Ann Normandy Shift Dress Pattern Review

If you’re going to sew a single summer dress, this should be it! I love the Ann Normandy Shift Dress, but I nearly threw away this project after a huge oops on my part. I’m blaming it on the seam ripper. It’s not the seam ripper’s fault, but seems as good of an excuse as any for my blunder.

Let’s dive right in! This Ann Normandy Shift Dress is a classic shift dress pattern – the kind of dress your mom wore in the 1960s. It has a lovely fitted upper bodice above the bust, and flows gracefully into an A-line shape. This is super flattering on all body types. In the recommended heavy linen, the fabric has a heavy drape that folds softly around the body without being clingy or too loose. I sewed this in an underlined cotton poplin print I had made from Spoonflower Fabrics. Spoonflower prints any of their designs – or yours – on any number of fabric bases. I chose the cotton poplin. You can also choose Bahamas Handprint fabrics for even more tropical vibes.

My video review of the Ann Normandy Shift Dress

I used the underlining instructions from the pattern, with some variations. I outline those steps in detail at the Ann Normandy Blog (designer Kim Collins asked me to guest-blog for her!) [link]

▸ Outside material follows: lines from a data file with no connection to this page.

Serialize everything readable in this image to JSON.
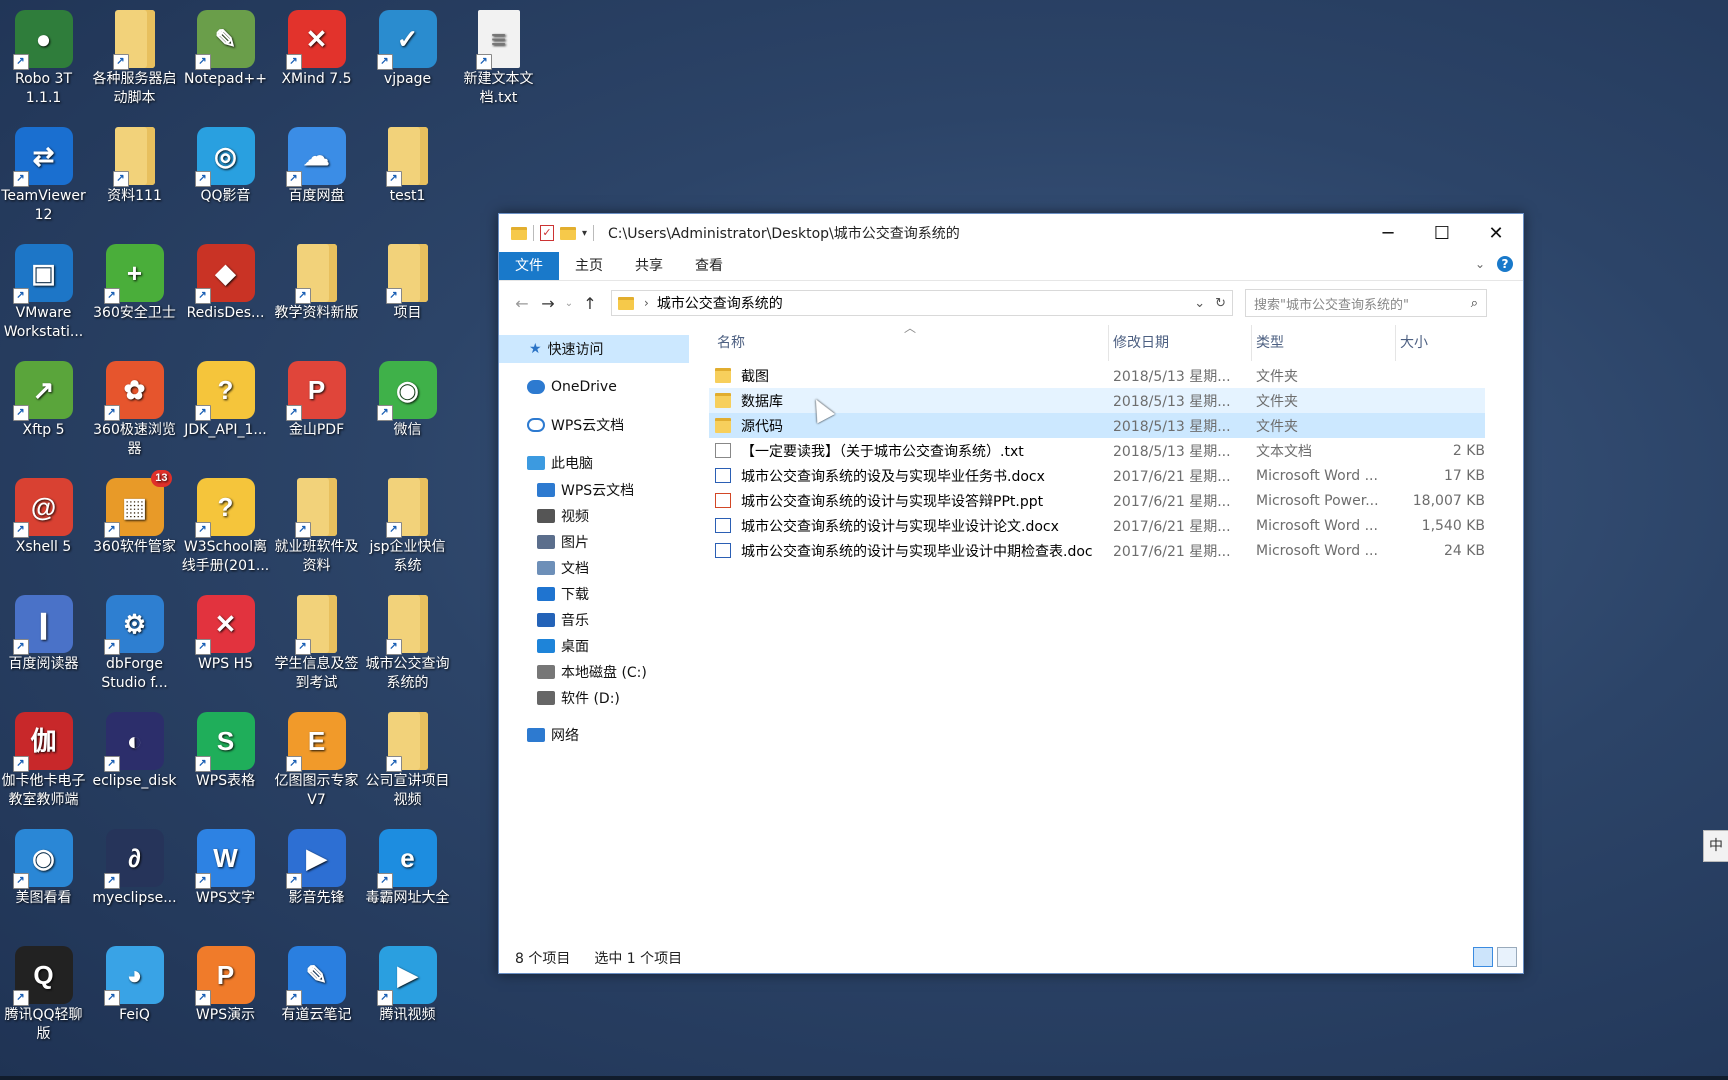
{
  "desktop": {
    "icons": [
      {
        "label": "Robo 3T\n1.1.1",
        "color": "#2f7d3b",
        "glyph": "●"
      },
      {
        "label": "各种服务器启\n动脚本",
        "color": "#f2d27a",
        "glyph": "",
        "folder": true
      },
      {
        "label": "Notepad++",
        "color": "#6a9e4a",
        "glyph": "✎"
      },
      {
        "label": "XMind 7.5",
        "color": "#e2332c",
        "glyph": "✕"
      },
      {
        "label": "vjpage",
        "color": "#2a8ccf",
        "glyph": "✓"
      },
      {
        "label": "新建文本文\n档.txt",
        "color": "#f2f2f2",
        "glyph": "≡",
        "file": true
      },
      {
        "label": "TeamViewer\n12",
        "color": "#1a6fd0",
        "glyph": "⇄"
      },
      {
        "label": "资料111",
        "color": "#f2d27a",
        "glyph": "",
        "folder": true
      },
      {
        "label": "QQ影音",
        "color": "#29a0e0",
        "glyph": "◎"
      },
      {
        "label": "百度网盘",
        "color": "#3b8de6",
        "glyph": "☁"
      },
      {
        "label": "test1",
        "color": "#f2d27a",
        "glyph": "",
        "folder": true
      },
      {
        "label": "VMware\nWorkstati...",
        "color": "#1d76c7",
        "glyph": "▣"
      },
      {
        "label": "360安全卫士",
        "color": "#4aae3a",
        "glyph": "+"
      },
      {
        "label": "RedisDes...",
        "color": "#c93325",
        "glyph": "◆"
      },
      {
        "label": "教学资料新版",
        "color": "#f2d27a",
        "glyph": "",
        "folder": true
      },
      {
        "label": "项目",
        "color": "#f2d27a",
        "glyph": "",
        "folder": true
      },
      {
        "label": "Xftp 5",
        "color": "#5aa53b",
        "glyph": "↗"
      },
      {
        "label": "360极速浏览\n器",
        "color": "#e6552d",
        "glyph": "✿"
      },
      {
        "label": "JDK_API_1...",
        "color": "#f5c53b",
        "glyph": "?"
      },
      {
        "label": "金山PDF",
        "color": "#e0453a",
        "glyph": "P"
      },
      {
        "label": "微信",
        "color": "#3fb149",
        "glyph": "◉"
      },
      {
        "label": "Xshell 5",
        "color": "#d94132",
        "glyph": "@"
      },
      {
        "label": "360软件管家",
        "color": "#e89a28",
        "glyph": "▦",
        "badge": "13"
      },
      {
        "label": "W3School离\n线手册(201...",
        "color": "#f5c53b",
        "glyph": "?"
      },
      {
        "label": "就业班软件及\n资料",
        "color": "#f2d27a",
        "glyph": "",
        "folder": true
      },
      {
        "label": "jsp企业快信\n系统",
        "color": "#f2d27a",
        "glyph": "",
        "folder": true
      },
      {
        "label": "百度阅读器",
        "color": "#4a72c8",
        "glyph": "❙"
      },
      {
        "label": "dbForge\nStudio f...",
        "color": "#2e7fd1",
        "glyph": "⚙"
      },
      {
        "label": "WPS H5",
        "color": "#e2333e",
        "glyph": "✕"
      },
      {
        "label": "学生信息及签\n到考试",
        "color": "#f2d27a",
        "glyph": "",
        "folder": true
      },
      {
        "label": "城市公交查询\n系统的",
        "color": "#f2d27a",
        "glyph": "",
        "folder": true
      },
      {
        "label": "伽卡他卡电子\n教室教师端",
        "color": "#c8282a",
        "glyph": "伽"
      },
      {
        "label": "eclipse_disk",
        "color": "#2c2e6b",
        "glyph": "◐"
      },
      {
        "label": "WPS表格",
        "color": "#1fae5a",
        "glyph": "S"
      },
      {
        "label": "亿图图示专家\nV7",
        "color": "#f19a2a",
        "glyph": "E"
      },
      {
        "label": "公司宣讲项目\n视频",
        "color": "#f2d27a",
        "glyph": "",
        "folder": true
      },
      {
        "label": "美图看看",
        "color": "#2a87d6",
        "glyph": "◉"
      },
      {
        "label": "myeclipse...",
        "color": "#26345a",
        "glyph": "∂"
      },
      {
        "label": "WPS文字",
        "color": "#2d82e3",
        "glyph": "W"
      },
      {
        "label": "影音先锋",
        "color": "#2d6fd3",
        "glyph": "▶"
      },
      {
        "label": "毒霸网址大全",
        "color": "#1d8de0",
        "glyph": "e"
      },
      {
        "label": "腾讯QQ轻聊\n版",
        "color": "#222",
        "glyph": "Q"
      },
      {
        "label": "FeiQ",
        "color": "#39a3e6",
        "glyph": "◕"
      },
      {
        "label": "WPS演示",
        "color": "#f07b2a",
        "glyph": "P"
      },
      {
        "label": "有道云笔记",
        "color": "#2a7fe0",
        "glyph": "✎"
      },
      {
        "label": "腾讯视频",
        "color": "#2a9fe0",
        "glyph": "▶"
      }
    ]
  },
  "explorer": {
    "title_path": "C:\\Users\\Administrator\\Desktop\\城市公交查询系统的",
    "ribbon_tabs": [
      "文件",
      "主页",
      "共享",
      "查看"
    ],
    "address_crumb": "城市公交查询系统的",
    "search_placeholder": "搜索\"城市公交查询系统的\"",
    "nav": {
      "quick_access": "快速访问",
      "onedrive": "OneDrive",
      "wps_cloud": "WPS云文档",
      "this_pc": "此电脑",
      "pc_items": [
        "WPS云文档",
        "视频",
        "图片",
        "文档",
        "下载",
        "音乐",
        "桌面",
        "本地磁盘 (C:)",
        "软件 (D:)"
      ],
      "network": "网络"
    },
    "columns": {
      "name": "名称",
      "date": "修改日期",
      "type": "类型",
      "size": "大小"
    },
    "files": [
      {
        "name": "截图",
        "date": "2018/5/13 星期...",
        "type": "文件夹",
        "size": "",
        "kind": "folder"
      },
      {
        "name": "数据库",
        "date": "2018/5/13 星期...",
        "type": "文件夹",
        "size": "",
        "kind": "folder"
      },
      {
        "name": "源代码",
        "date": "2018/5/13 星期...",
        "type": "文件夹",
        "size": "",
        "kind": "folder"
      },
      {
        "name": "【一定要读我】（关于城市公交查询系统）.txt",
        "date": "2018/5/13 星期...",
        "type": "文本文档",
        "size": "2 KB",
        "kind": "txt"
      },
      {
        "name": "城市公交查询系统的设及与实现毕业任务书.docx",
        "date": "2017/6/21 星期...",
        "type": "Microsoft Word ...",
        "size": "17 KB",
        "kind": "doc"
      },
      {
        "name": "城市公交查询系统的设计与实现毕设答辩PPt.ppt",
        "date": "2017/6/21 星期...",
        "type": "Microsoft Power...",
        "size": "18,007 KB",
        "kind": "ppt"
      },
      {
        "name": "城市公交查询系统的设计与实现毕业设计论文.docx",
        "date": "2017/6/21 星期...",
        "type": "Microsoft Word ...",
        "size": "1,540 KB",
        "kind": "doc"
      },
      {
        "name": "城市公交查询系统的设计与实现毕业设计中期检查表.doc",
        "date": "2017/6/21 星期...",
        "type": "Microsoft Word ...",
        "size": "24 KB",
        "kind": "doc"
      }
    ],
    "status_count": "8 个项目",
    "status_selected": "选中 1 个项目"
  },
  "ime_label": "中"
}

Remember when Target did a collaboration with Lilly Pulitzer? The craziness of that collab – people waiting in huge lines before the store opened, snapping up all the goods and reselling. I vowed I wouldn’t participate. Instead, I bought this print design from an indie designer on Spoonflower and had them print this on their poplin fabric. This dress and THIS fabric, they were meant for each other. If you want a more Lilly-type fabric, try Bahamas Handprint Fabrics. They took up the mantle from the KeyWest Handprints and they have similar designs with a Bahamian flair.

When I started this pattern, it was summer. August, specifically. During construction, I have no idea what I did, I ripped the front V neckline. Not like ¼ of an inch – a FULL three quarters of an inch and slightly at an angle, so I couldn’t even pass this off as “extreme decollete” – no, it was just a huge mistake. I am glad underlining this dress is an option because this fabric is lighter weight. I said I blame my seam ripper but I’m not even sure it was that. I think I was testing out the lining and dress matching up and tore it then.  I don’t exactly remember (I probably blocked it out, LOL) but I was so mad at myself. I’ve tried to tear it since and cannot, so I really don’t know how I did it!

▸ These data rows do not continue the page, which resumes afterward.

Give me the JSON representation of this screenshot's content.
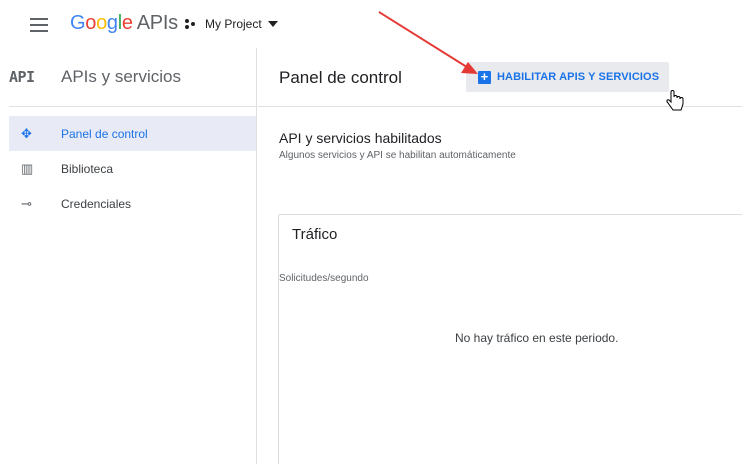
{
  "topbar": {
    "logo_parts": [
      "G",
      "o",
      "o",
      "g",
      "l",
      "e"
    ],
    "logo_suffix": "APIs",
    "project_name": "My Project"
  },
  "sidebar": {
    "badge": "API",
    "title": "APIs y servicios",
    "items": [
      {
        "label": "Panel de control",
        "icon": "dashboard-icon",
        "active": true
      },
      {
        "label": "Biblioteca",
        "icon": "library-icon",
        "active": false
      },
      {
        "label": "Credenciales",
        "icon": "key-icon",
        "active": false
      }
    ]
  },
  "main": {
    "page_title": "Panel de control",
    "enable_button": "HABILITAR APIS Y SERVICIOS",
    "section_title": "API y servicios habilitados",
    "section_subtitle": "Algunos servicios y API se habilitan automáticamente",
    "traffic": {
      "title": "Tráfico",
      "unit_label": "Solicitudes/segundo",
      "empty_message": "No hay tráfico en este periodo."
    }
  },
  "colors": {
    "accent": "#1a73e8",
    "annotation_arrow": "#e53935",
    "active_nav_bg": "#e8eaf6"
  }
}
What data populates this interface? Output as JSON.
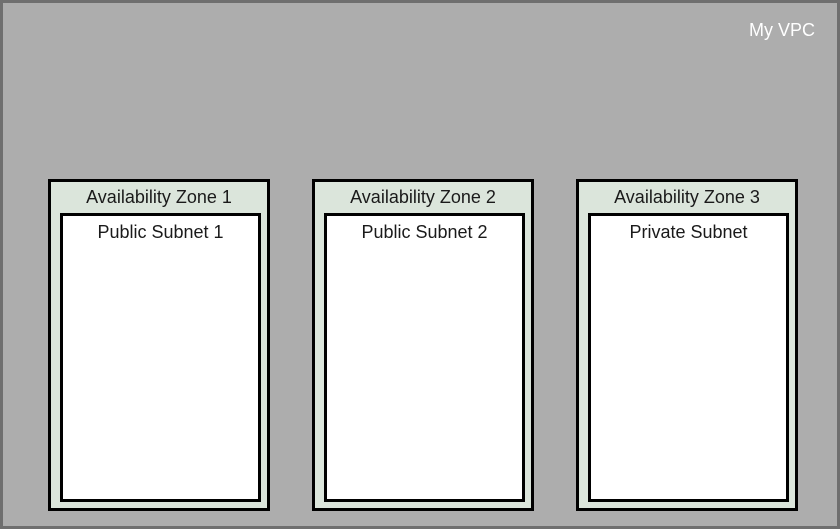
{
  "vpc": {
    "label": "My VPC"
  },
  "zones": [
    {
      "title": "Availability Zone 1",
      "subnet": {
        "title": "Public Subnet 1"
      }
    },
    {
      "title": "Availability Zone 2",
      "subnet": {
        "title": "Public Subnet 2"
      }
    },
    {
      "title": "Availability Zone 3",
      "subnet": {
        "title": "Private Subnet"
      }
    }
  ]
}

With that huge gash in the neck, I put the dress aside, thinking I might not even finish it. I pondered a lot of options – and opted for a placket over the top. I thought about a contrast fabric (common on the Lily Pulitzer dresses) for the neckline, but in the end, cut out an exact pattern match of the neckline shape and applied it to the top of the dress.

 If you have kids, have they ever cut out something from a piece of fabric? They ALL do this same thing – they cut whatever shape it is out of some larger piece of fabric, so you have a perfect cutout left over! It’s hilarious – giant fabric piece, big hole cut smack in the middle – and it’s exactly how I had to match that neckline!

I first matched up the pattern and the dress piece by laying the dress on top of the fabric, marking the rough edges of the neck down to the waist with pins. Then, I removed the dress, cut a large shape in the middle of that fabric that I’d marked. I then laid the front of the dress under the larger square of fabric I’d cut, and then I matched the pattern printed on the poplin. I then drew on the top layer (the placket) the shape I wanted and cut with turn under allowances, making sure the pattern was matched underneath. In the end I laid the placket on the dress wrong side of placket to right side of dress, matching the raw neckline edges, turned under the outer edges of my placket, and stitched down. I used Steam a Seam to stabilize before I sewed it too.  You can’t see it!

The rest of the dress is pretty straightforward sew, following the directions. The inside of this dress is *chef’s kiss* and that is saying a lot. You all know I sew fast and rely on the three foot rule for any mistakes I make.

It’s a forever fun dress!

If that isn’t the perfect dress for that setting…

During construction I had a bunch of flashbacks to my grandmother wearing “house dresses” in the summer – you know, some sort of boxy printed sleeveless dress. And I was really worried I’d made myself a fancy house dress, but when I put it on, that melted away and I thought, this is just a Palm Beach Lilly dress.

This pattern (and the whole pattern line) is designed for heavyweight linen fabrics, and I will definitely make this dress in heavy linen next.

In my companion spring summer French Style wardrobe plan, I included a bunch of the Ann Normandy patterns. They embody a beautiful, classic look that is quintessentially French, I think.  I’ll link that blog post here when it’s ready. You can see my fall and winter version featuring the Ann-Normandy pants sewn in dark denim!